One critic he received is that the choice is ad hoc as he liked a different one 2 years ago. I am not the biggest supporter of David Cameron (even though we have many things in common and could probably be good friends if we don’t discuss politics) so I am not here to defend him, but people can change taste in music in an even shorter time. I see nothing strange in the change, though I don’t like Pink Floyd and I like The Smiths so if he didn’t change his opinion he would have won a point. Another critic the poor Cameron faced was that he mentioned such a famous album just to appear cool. I thought he appeared cooler when he mentioned Lana Del Rey, which is like everyone’s (but me) obsession nowadays, or Adele.
As he is 45 years old, Pink Floyd appear to me as just picking a group from years he lived as too young to be into that music, while he was in his twenties at the time of the Smiths. Why should we be so cynical and not believe his innocence in discovering some old music later in life? He might have had something else to do in the past years. He is a politician, even if he may be a bad one he still has work to do.
The third critic is probably the one which hit the nail on the head. Quoting from the Telegraph, <>. As I said before, if I were Cameron and I were trying to look cool, up-to-date and in touch with my voters I would have tossed a name that is contemporary and well-regarded by all voters, from the just of age kids to the old ones.

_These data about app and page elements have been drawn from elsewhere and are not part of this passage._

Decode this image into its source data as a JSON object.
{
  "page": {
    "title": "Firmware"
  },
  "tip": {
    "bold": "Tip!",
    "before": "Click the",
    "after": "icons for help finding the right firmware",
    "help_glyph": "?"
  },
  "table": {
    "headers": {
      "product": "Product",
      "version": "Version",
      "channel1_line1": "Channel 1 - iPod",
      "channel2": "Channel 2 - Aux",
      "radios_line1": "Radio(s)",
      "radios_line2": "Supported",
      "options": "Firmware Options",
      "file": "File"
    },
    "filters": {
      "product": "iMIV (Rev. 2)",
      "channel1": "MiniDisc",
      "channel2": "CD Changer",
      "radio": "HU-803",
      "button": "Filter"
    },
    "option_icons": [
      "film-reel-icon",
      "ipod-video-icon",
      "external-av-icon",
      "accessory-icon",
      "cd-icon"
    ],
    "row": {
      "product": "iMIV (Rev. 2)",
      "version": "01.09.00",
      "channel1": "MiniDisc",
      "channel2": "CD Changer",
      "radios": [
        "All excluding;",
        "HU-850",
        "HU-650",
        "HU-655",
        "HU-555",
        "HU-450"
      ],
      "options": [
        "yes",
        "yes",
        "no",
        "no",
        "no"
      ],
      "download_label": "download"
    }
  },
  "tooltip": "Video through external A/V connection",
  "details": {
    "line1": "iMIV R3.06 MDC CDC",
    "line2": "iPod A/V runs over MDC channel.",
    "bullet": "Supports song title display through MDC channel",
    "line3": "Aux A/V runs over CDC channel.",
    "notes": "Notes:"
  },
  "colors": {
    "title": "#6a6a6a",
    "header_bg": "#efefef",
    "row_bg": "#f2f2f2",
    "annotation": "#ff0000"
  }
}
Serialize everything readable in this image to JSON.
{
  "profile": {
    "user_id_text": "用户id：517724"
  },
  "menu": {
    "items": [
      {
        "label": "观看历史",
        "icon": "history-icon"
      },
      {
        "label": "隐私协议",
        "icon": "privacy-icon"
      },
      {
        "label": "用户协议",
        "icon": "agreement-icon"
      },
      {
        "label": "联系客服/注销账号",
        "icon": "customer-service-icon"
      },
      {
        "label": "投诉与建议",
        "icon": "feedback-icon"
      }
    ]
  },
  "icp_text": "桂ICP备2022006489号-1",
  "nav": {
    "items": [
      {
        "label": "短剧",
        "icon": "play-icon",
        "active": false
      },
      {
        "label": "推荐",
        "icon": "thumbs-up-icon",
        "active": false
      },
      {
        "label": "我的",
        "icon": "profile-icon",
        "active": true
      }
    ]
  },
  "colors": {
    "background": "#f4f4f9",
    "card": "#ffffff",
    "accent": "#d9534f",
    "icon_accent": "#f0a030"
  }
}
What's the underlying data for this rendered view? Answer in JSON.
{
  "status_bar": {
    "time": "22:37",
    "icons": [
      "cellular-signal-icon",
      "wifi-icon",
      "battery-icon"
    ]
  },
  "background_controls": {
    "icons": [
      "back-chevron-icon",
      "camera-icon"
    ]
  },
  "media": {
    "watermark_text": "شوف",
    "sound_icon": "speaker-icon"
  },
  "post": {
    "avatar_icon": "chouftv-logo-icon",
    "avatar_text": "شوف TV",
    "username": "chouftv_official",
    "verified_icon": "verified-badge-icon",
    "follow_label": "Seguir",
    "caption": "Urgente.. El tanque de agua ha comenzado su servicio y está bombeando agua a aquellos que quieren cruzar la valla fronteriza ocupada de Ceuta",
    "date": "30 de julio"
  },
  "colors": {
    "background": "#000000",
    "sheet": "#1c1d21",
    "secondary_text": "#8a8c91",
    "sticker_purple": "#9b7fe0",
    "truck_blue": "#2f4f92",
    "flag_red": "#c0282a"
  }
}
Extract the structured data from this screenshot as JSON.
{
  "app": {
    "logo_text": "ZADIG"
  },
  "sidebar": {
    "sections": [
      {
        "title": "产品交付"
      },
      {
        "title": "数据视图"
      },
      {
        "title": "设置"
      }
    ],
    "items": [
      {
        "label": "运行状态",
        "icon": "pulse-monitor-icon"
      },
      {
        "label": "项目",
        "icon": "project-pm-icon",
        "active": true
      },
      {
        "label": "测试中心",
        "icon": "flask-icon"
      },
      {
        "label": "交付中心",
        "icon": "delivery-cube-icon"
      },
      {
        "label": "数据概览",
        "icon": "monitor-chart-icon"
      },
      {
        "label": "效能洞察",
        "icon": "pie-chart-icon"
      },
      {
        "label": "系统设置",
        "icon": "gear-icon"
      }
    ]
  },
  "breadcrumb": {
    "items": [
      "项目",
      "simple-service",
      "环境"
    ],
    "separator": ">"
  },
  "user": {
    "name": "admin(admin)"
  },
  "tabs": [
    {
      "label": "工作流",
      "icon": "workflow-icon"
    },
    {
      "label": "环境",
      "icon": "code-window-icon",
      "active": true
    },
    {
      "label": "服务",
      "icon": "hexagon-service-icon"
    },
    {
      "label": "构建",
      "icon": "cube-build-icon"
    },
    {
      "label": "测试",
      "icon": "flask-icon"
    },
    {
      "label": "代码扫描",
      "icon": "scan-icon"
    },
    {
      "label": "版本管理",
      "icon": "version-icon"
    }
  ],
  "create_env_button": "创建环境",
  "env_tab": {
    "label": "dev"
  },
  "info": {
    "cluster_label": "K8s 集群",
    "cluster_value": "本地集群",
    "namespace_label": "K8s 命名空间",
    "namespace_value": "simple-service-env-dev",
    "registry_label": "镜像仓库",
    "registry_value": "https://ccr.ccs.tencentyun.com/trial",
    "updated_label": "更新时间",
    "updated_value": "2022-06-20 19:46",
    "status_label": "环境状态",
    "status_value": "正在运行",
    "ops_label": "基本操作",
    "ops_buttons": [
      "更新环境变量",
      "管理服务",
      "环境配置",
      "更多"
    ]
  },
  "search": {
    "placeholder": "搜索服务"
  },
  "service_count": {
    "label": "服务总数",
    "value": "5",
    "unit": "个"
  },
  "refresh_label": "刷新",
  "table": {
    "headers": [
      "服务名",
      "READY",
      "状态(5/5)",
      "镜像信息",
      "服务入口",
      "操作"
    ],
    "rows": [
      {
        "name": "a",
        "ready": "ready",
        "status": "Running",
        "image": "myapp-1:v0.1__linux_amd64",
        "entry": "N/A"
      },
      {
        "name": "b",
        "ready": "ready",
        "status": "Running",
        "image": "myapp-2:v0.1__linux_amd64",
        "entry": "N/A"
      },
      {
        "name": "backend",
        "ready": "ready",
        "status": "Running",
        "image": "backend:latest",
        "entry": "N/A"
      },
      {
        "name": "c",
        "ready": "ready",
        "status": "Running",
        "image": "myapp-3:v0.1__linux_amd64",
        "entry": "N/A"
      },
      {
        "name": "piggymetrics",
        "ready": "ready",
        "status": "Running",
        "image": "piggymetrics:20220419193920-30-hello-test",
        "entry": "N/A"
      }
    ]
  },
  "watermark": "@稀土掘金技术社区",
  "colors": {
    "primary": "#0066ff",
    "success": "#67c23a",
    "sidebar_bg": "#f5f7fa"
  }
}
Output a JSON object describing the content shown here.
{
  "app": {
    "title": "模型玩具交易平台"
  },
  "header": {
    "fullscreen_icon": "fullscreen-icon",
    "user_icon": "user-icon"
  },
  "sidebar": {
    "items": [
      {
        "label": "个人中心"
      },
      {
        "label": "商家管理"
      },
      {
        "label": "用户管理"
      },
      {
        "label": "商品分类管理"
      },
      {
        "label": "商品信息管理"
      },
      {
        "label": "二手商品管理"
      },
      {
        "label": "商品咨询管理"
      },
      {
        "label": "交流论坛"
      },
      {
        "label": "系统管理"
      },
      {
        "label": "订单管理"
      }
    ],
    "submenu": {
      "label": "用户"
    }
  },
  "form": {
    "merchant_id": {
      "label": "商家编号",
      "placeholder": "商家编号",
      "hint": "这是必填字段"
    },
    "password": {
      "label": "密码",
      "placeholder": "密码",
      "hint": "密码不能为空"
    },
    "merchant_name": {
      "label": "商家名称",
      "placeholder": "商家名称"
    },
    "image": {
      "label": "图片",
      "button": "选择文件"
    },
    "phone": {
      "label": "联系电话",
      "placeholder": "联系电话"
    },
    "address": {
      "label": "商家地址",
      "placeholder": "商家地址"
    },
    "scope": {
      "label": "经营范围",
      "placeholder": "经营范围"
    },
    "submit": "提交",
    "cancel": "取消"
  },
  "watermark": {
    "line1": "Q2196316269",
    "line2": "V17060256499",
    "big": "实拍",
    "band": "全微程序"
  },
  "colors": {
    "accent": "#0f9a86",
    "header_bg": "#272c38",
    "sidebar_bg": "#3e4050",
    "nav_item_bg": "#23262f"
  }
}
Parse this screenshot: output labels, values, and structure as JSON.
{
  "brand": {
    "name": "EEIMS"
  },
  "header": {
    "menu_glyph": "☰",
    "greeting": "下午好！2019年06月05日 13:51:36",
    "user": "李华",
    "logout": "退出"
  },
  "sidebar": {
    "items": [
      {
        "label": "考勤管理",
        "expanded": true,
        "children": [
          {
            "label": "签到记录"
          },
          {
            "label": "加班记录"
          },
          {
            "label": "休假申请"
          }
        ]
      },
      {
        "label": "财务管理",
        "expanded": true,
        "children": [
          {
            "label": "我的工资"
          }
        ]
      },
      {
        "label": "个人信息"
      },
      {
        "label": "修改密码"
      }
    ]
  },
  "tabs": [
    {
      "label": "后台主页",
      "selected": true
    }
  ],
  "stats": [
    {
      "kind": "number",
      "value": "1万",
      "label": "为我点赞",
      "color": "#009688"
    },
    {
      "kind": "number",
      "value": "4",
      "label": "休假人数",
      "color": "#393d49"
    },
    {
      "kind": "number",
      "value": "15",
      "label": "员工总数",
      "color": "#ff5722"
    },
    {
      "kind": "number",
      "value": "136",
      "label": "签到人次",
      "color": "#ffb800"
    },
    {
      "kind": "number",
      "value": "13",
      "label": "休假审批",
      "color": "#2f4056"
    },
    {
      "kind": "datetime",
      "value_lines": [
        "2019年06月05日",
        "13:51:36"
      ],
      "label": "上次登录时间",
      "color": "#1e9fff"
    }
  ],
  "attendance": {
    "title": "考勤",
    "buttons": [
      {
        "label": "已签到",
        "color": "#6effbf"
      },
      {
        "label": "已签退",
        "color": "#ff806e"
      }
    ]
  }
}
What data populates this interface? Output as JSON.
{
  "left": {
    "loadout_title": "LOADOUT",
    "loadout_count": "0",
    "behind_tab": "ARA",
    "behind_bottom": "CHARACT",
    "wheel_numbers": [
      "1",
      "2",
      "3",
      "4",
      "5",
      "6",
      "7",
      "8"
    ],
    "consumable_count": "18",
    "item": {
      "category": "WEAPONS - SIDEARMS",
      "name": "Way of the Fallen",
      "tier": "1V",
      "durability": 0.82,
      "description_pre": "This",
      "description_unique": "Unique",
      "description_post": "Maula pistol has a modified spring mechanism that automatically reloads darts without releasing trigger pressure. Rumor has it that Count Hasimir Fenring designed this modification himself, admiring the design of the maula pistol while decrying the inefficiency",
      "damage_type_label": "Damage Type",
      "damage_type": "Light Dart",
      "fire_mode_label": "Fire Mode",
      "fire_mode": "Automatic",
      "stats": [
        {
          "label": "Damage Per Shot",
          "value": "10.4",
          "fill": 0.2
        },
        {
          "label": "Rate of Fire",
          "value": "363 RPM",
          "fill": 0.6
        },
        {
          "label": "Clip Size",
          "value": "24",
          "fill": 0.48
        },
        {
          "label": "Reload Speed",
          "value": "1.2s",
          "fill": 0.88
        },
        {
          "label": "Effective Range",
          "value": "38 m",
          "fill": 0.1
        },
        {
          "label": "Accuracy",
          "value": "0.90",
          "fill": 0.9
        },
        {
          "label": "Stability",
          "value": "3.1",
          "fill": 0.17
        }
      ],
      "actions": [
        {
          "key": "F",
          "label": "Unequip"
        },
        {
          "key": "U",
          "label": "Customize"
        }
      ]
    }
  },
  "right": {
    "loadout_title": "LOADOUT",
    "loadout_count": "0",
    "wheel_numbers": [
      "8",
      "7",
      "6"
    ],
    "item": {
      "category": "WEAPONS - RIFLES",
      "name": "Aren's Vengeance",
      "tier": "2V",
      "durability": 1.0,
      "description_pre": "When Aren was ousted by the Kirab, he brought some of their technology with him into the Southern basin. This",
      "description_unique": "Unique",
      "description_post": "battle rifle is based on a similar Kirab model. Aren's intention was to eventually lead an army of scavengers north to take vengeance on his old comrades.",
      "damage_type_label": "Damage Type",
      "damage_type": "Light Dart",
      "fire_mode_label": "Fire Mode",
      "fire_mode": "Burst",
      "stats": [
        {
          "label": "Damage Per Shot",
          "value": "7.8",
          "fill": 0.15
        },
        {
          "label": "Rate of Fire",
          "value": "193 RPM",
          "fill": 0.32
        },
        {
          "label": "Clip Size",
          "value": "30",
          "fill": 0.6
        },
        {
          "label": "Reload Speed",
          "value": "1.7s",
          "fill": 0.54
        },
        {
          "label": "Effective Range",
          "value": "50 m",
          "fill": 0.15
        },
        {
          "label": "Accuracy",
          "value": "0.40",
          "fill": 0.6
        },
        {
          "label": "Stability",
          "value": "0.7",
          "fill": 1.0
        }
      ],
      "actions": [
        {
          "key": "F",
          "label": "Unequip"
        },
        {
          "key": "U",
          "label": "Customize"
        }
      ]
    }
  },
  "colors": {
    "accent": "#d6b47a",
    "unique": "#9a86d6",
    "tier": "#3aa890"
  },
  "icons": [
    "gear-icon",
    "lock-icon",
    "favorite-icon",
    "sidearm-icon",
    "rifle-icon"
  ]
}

The album he mentioned can be considered exemplary taste by those who keep going on with “the music of that period is the best ever”, but is surely controversial in its topics. Even if so, I don’t think Cameron wanted to make a statement with his choice. He is already paying the consequences of mentioning his favourite film and actor.
Let’s try not to read too much into this statement, as there are more relevant things to discuss about Cameron (and I am not talking about the fact he plays tennis).